■ EXERCISE REQUIREMENTS ■
Make an exact copy of the listing underneath, skipping each picture.

----------

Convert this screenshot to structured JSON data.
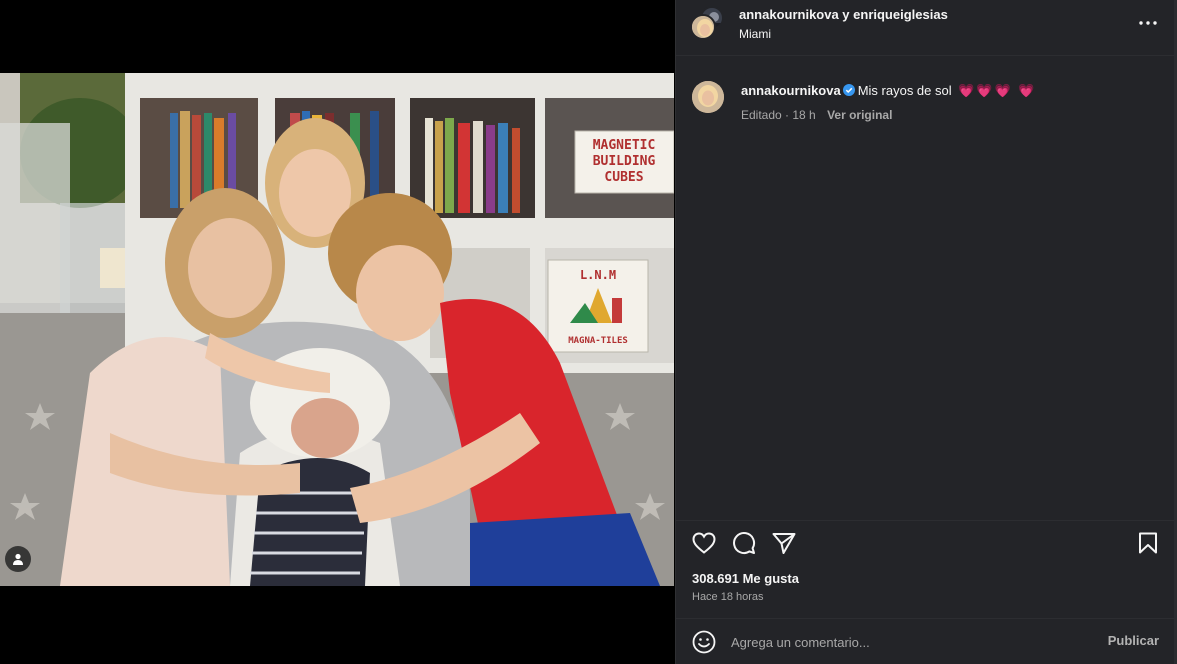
{
  "post": {
    "header_names": "annakournikova y enriqueiglesias",
    "location": "Miami",
    "caption_user": "annakournikova",
    "caption_text": "Mis rayos de sol",
    "caption_hearts": "💗💗💗 💗",
    "edited_label": "Editado · 18 h",
    "see_original": "Ver original",
    "likes": "308.691 Me gusta",
    "time_ago": "Hace 18 horas"
  },
  "photo_signs": {
    "magnetic_1": "MAGNETIC",
    "magnetic_2": "BUILDING",
    "magnetic_3": "CUBES",
    "lnm": "L.N.M",
    "magna": "MAGNA-TILES"
  },
  "comment": {
    "placeholder": "Agrega un comentario...",
    "publish_label": "Publicar"
  },
  "icons": {
    "more": "more-options-icon",
    "like": "heart-icon",
    "comment": "comment-icon",
    "share": "send-icon",
    "save": "bookmark-icon",
    "emoji": "emoji-icon",
    "tag": "user-tag-icon",
    "verified": "verified-badge-icon"
  },
  "colors": {
    "panel_bg": "#232428",
    "verified": "#3797f0",
    "heart": "#ff4d7a"
  }
}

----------

■ EXPECTED ANSWER ■
Convert this screenshot to structured JSON data.
{
  "post": {
    "header_names": "annakournikova y enriqueiglesias",
    "location": "Miami",
    "caption_user": "annakournikova",
    "caption_text": "Mis rayos de sol",
    "caption_hearts": "💗💗💗 💗",
    "edited_label": "Editado · 18 h",
    "see_original": "Ver original",
    "likes": "308.691 Me gusta",
    "time_ago": "Hace 18 horas"
  },
  "photo_signs": {
    "magnetic_1": "MAGNETIC",
    "magnetic_2": "BUILDING",
    "magnetic_3": "CUBES",
    "lnm": "L.N.M",
    "magna": "MAGNA-TILES"
  },
  "comment": {
    "placeholder": "Agrega un comentario...",
    "publish_label": "Publicar"
  },
  "icons": {
    "more": "more-options-icon",
    "like": "heart-icon",
    "comment": "comment-icon",
    "share": "send-icon",
    "save": "bookmark-icon",
    "emoji": "emoji-icon",
    "tag": "user-tag-icon",
    "verified": "verified-badge-icon"
  },
  "colors": {
    "panel_bg": "#232428",
    "verified": "#3797f0",
    "heart": "#ff4d7a"
  }
}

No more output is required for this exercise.